## YOUR ASSIGNMENT
Retype each entry below precisely as it reads.

Items from an interface collection
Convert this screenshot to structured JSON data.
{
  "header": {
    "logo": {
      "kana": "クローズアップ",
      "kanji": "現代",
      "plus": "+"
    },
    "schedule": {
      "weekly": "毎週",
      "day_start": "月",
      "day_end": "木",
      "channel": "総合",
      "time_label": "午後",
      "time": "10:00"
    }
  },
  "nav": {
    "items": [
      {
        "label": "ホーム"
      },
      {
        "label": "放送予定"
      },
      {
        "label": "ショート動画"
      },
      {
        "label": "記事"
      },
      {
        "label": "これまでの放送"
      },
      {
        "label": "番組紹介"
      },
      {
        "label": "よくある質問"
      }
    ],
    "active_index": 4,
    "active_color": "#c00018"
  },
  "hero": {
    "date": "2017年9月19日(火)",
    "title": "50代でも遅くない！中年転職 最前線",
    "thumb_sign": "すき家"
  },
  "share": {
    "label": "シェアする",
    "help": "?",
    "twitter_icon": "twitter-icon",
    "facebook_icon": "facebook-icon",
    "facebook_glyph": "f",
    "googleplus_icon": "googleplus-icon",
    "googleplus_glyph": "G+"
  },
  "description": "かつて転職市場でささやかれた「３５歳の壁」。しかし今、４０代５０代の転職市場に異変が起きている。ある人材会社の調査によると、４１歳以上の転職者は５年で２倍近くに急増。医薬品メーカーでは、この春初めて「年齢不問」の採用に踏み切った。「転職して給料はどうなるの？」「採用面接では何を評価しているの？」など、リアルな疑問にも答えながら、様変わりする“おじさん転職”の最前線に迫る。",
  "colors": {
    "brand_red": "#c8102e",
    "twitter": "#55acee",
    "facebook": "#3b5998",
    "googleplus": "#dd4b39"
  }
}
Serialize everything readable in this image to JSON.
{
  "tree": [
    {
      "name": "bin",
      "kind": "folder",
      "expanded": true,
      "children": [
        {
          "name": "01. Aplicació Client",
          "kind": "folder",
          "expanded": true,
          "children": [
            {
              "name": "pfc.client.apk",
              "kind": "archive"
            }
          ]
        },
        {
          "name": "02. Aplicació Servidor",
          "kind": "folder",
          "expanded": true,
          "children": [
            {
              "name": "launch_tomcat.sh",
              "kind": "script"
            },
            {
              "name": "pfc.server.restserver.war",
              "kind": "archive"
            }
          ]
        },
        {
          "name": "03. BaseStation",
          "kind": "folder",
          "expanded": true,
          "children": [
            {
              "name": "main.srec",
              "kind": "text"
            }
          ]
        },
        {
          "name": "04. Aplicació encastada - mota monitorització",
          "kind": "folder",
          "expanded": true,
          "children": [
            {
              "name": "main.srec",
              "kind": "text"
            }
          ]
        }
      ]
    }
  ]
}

## YOUR SOLUTION
Convert this screenshot to structured JSON data.
{
  "header": {
    "logo": {
      "kana": "クローズアップ",
      "kanji": "現代",
      "plus": "+"
    },
    "schedule": {
      "weekly": "毎週",
      "day_start": "月",
      "day_end": "木",
      "channel": "総合",
      "time_label": "午後",
      "time": "10:00"
    }
  },
  "nav": {
    "items": [
      {
        "label": "ホーム"
      },
      {
        "label": "放送予定"
      },
      {
        "label": "ショート動画"
      },
      {
        "label": "記事"
      },
      {
        "label": "これまでの放送"
      },
      {
        "label": "番組紹介"
      },
      {
        "label": "よくある質問"
      }
    ],
    "active_index": 4,
    "active_color": "#c00018"
  },
  "hero": {
    "date": "2017年9月19日(火)",
    "title": "50代でも遅くない！中年転職 最前線",
    "thumb_sign": "すき家"
  },
  "share": {
    "label": "シェアする",
    "help": "?",
    "twitter_icon": "twitter-icon",
    "facebook_icon": "facebook-icon",
    "facebook_glyph": "f",
    "googleplus_icon": "googleplus-icon",
    "googleplus_glyph": "G+"
  },
  "description": "かつて転職市場でささやかれた「３５歳の壁」。しかし今、４０代５０代の転職市場に異変が起きている。ある人材会社の調査によると、４１歳以上の転職者は５年で２倍近くに急増。医薬品メーカーでは、この春初めて「年齢不問」の採用に踏み切った。「転職して給料はどうなるの？」「採用面接では何を評価しているの？」など、リアルな疑問にも答えながら、様変わりする“おじさん転職”の最前線に迫る。",
  "colors": {
    "brand_red": "#c8102e",
    "twitter": "#55acee",
    "facebook": "#3b5998",
    "googleplus": "#dd4b39"
  }
}
Serialize everything readable in this image to JSON.
{
  "tree": [
    {
      "name": "bin",
      "kind": "folder",
      "expanded": true,
      "children": [
        {
          "name": "01. Aplicació Client",
          "kind": "folder",
          "expanded": true,
          "children": [
            {
              "name": "pfc.client.apk",
              "kind": "archive"
            }
          ]
        },
        {
          "name": "02. Aplicació Servidor",
          "kind": "folder",
          "expanded": true,
          "children": [
            {
              "name": "launch_tomcat.sh",
              "kind": "script"
            },
            {
              "name": "pfc.server.restserver.war",
              "kind": "archive"
            }
          ]
        },
        {
          "name": "03. BaseStation",
          "kind": "folder",
          "expanded": true,
          "children": [
            {
              "name": "main.srec",
              "kind": "text"
            }
          ]
        },
        {
          "name": "04. Aplicació encastada - mota monitorització",
          "kind": "folder",
          "expanded": true,
          "children": [
            {
              "name": "main.srec",
              "kind": "text"
            }
          ]
        }
      ]
    }
  ]
}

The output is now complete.